Friday, December 24, 2010

Christmas Viewing

(News-Herald, December 23) Christmas is almost here, which means that homes throughout Venangoland are filled with the sound of joy and cookies and tradition and impending nervous breakdowns. At some point it may be time to sit in front of the tube and do your yuletide viewing. What to watch? I’m glad you asked.
You’ll have to watch somebody’s version of Dicken’s Christmas Carol. While there are many fine knock-offs and interpretations, most miss the point of this holiday horror story. The George C. Scott version does pretty well, but believe it or not, one of the most faithful versions is the Muppet Christmas Carol. And an earlier production starring Mr Magoo has become available again; it has some great songs in it. The book itself is short enough to be read in one sitting, and worth your while.
The indispensable How the Grinch Stole Christmas and Charlie Brown Christmas are both reminders of why you need to watch your own copy of these classics—both are so brutally trimmed when broadcast that they are barely recognizable.
Both manage to avoid the worst trap of Christmas programming, which is to create something so sickly sweetly treacly that A) nobody believes a word of it and B) anybody who does slips into diabetic shock.
These two classics also have the virtue of being undeniably about Christmas (what production these days would actually quote scripture a la Charlie Brown?). So much so-called Christmas entertainment is simply regular old entertainment with a fuzzy red hat plunked on its head. “Well, this whole bunch of stuff happened, and then this other guy did some stuff,” says the story-teller. “Oh, and by the way, it happened AT CHRISTMAS!”
Yes, beloved Frosty the Snowman, I’m looking at you.
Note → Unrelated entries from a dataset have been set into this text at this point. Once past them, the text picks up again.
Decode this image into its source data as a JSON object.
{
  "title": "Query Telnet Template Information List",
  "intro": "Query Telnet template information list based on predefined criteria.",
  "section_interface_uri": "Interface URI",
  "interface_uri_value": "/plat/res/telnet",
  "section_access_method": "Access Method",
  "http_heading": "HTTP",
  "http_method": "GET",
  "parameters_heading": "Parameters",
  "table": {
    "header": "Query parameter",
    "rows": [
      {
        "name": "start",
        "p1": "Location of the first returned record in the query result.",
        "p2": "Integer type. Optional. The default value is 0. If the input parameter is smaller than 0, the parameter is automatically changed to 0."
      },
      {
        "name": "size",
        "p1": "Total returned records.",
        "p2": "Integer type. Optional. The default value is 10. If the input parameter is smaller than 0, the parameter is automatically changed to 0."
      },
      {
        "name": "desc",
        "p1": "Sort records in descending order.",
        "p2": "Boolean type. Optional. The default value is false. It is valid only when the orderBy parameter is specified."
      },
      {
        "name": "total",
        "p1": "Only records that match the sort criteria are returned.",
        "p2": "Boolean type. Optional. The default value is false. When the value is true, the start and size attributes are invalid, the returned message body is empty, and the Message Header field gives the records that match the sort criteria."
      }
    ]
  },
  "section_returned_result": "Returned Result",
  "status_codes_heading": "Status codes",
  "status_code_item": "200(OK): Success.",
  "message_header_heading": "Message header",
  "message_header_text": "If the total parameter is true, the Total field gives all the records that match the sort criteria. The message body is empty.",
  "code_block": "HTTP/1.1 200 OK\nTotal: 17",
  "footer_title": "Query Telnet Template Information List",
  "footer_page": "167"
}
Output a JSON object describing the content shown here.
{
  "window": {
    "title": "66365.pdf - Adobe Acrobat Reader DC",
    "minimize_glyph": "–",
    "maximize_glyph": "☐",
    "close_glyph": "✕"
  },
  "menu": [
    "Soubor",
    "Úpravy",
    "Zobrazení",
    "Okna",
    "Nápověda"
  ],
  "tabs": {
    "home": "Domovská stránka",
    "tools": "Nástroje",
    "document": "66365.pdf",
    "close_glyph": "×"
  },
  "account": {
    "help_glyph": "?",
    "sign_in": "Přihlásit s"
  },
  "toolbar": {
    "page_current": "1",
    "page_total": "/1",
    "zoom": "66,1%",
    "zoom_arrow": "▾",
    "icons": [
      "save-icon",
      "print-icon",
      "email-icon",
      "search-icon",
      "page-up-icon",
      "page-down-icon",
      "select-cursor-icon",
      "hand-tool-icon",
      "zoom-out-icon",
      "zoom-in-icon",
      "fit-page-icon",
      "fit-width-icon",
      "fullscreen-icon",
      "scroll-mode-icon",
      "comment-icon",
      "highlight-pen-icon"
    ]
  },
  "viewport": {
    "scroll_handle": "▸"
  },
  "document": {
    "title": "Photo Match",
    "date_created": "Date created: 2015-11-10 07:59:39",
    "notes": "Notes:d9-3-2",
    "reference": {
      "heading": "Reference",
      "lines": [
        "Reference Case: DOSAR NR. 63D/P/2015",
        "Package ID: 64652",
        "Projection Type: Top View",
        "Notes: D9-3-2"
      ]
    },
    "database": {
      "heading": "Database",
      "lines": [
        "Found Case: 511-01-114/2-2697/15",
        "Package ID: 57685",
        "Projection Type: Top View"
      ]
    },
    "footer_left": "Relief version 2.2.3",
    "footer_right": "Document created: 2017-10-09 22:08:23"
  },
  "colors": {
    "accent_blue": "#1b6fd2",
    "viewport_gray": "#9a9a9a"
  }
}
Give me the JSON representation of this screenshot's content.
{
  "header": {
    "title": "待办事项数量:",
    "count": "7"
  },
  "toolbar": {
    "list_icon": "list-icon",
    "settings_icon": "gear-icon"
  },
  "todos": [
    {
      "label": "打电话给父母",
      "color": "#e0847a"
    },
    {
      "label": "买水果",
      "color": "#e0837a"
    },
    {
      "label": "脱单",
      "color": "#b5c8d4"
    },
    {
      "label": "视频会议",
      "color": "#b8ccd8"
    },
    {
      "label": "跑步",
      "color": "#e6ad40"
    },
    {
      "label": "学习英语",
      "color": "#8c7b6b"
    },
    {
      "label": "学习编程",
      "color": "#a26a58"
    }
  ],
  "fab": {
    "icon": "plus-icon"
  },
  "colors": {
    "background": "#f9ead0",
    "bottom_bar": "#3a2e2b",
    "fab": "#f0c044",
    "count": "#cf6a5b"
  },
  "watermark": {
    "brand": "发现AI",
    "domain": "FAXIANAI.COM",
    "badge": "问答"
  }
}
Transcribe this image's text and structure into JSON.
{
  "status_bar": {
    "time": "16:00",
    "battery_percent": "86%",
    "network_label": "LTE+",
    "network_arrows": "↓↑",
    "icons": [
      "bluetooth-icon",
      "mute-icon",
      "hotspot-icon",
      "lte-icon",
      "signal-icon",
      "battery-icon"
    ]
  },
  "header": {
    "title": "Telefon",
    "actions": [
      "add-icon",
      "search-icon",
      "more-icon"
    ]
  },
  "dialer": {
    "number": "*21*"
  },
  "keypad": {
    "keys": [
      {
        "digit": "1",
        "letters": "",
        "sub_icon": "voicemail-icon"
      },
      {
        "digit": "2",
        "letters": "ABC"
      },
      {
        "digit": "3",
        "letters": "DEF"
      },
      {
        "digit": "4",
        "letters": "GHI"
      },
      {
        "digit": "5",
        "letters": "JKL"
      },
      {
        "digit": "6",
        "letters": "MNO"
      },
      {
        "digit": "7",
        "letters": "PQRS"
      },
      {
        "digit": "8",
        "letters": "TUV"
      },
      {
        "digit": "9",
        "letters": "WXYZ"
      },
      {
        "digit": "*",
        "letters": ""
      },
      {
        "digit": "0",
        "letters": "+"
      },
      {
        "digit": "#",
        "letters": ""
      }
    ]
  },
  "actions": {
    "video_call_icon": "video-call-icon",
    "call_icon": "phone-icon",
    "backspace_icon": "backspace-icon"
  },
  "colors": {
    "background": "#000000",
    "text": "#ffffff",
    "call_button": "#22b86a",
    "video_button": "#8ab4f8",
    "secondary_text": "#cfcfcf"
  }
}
Yes, several hundred schmaltzy Lifetime-ish weepers with “Christmas” jammed into your titles, you, too. And how did It’s a Wonderful Life ever become classified as a Christmas-only treat?
The anchor of the Rankin-Bass animated Christmas empire, Rudolph the Red-Nosed Reindeer, barely makes the cut. It’s really a kid’s adventure story that trots Christmas out for the grand finale, but, hey, there are elves. And immortal lines like “Let’s be independent together” and “That’s a mighty humble ‘bumble” are so awesomely and repeatedly linked with Christmastime that they provoke a Pavlovian drooling for candy canes.
Besides, there are works solidly grounded in Christmas turf that can be safely skipped. The Year Without a Santa is an open invitation to laugh at Mr. Kringle and his clan, and not in a jolly way. Real Christmas content is no guarantee of entertainment quality.
Many works tack Christmas trim onto ordinary material, but some modern classics make solid Christmas elements the foundation of stories that hold up year round. If you have avoided Elf because you usually find Will Ferrell obnoxious and annoying, now is a good time to rent or buy this flick which dares to pit sweet Christmas spirit against a recognizably mundane and harsh world (Miracle on 34th Street without the cheesiness). Likewise, you may have skipped Tim Burton’s Nightmare Before Christmas because it appears to be creepy animation. It is, but the sweetest, gentlest, hummably tuneful creepy animation you’ll ever see. Both are great reminders of Christmas at any time of year.
Any look at Christmas viewing must consider the age-old question—White Christmas or Holiday Inn? Fred Astaire makes a better partner for Bing Crosby than Danny Kaye—I love Kaye, but his hyperactive terrier clashes with Crosby’s laid-back hound dog. White Christmas, however, provides a more potent emotional punch at the finish. Inn has some culturally insensitive moments (blackface!!??) and Christmas can feel like it’s about twelve hours long. Both only use Christmas as a peg on which to hang Crosby’s classic rendition. Watch Holiday Inn, then switch to White Christmas for the last twenty minutes.
There are other lesser-known Christmas viewing treats. In particular, Emmett Otter’s Jug Band Christmas, a Muppet special the Jim Henson created for HBO before he started making movies, is touching in a quiet muppety way. We haven’t even scratched the surface of variety programming (find Pee-Wee’s Christmas Special). And in the interests of full fake journalist disclosure, I must admit that I have never actually watched A Christmas Story all the way through.
There are plenty of riches available for a home video Christmas. Pass the razzleberry jelly, and if you end up watching Ernest Saves Christmas or Thomas Kinkade’s Christmas Cottage, you have nobody to blame but yourself.

2 comments:

Matt and Steph Bell said...

I appreciated your last comment that if one watches Ernest or Kinkade (gag me with a spoon to even consider) has no one to blame but themselves.

Your getting quite punchy with those last liners there Mr. Green.

Its been great to keep up with your column all the way from Australia.

Hope you had a good Christmas no matter what you watched on the screen.

Bless you,

Steph (Deloe) Bell

Danny said...

i don't got a tv in my place. i'm to damn poor. all i got is my stolen computer.

From my Flickr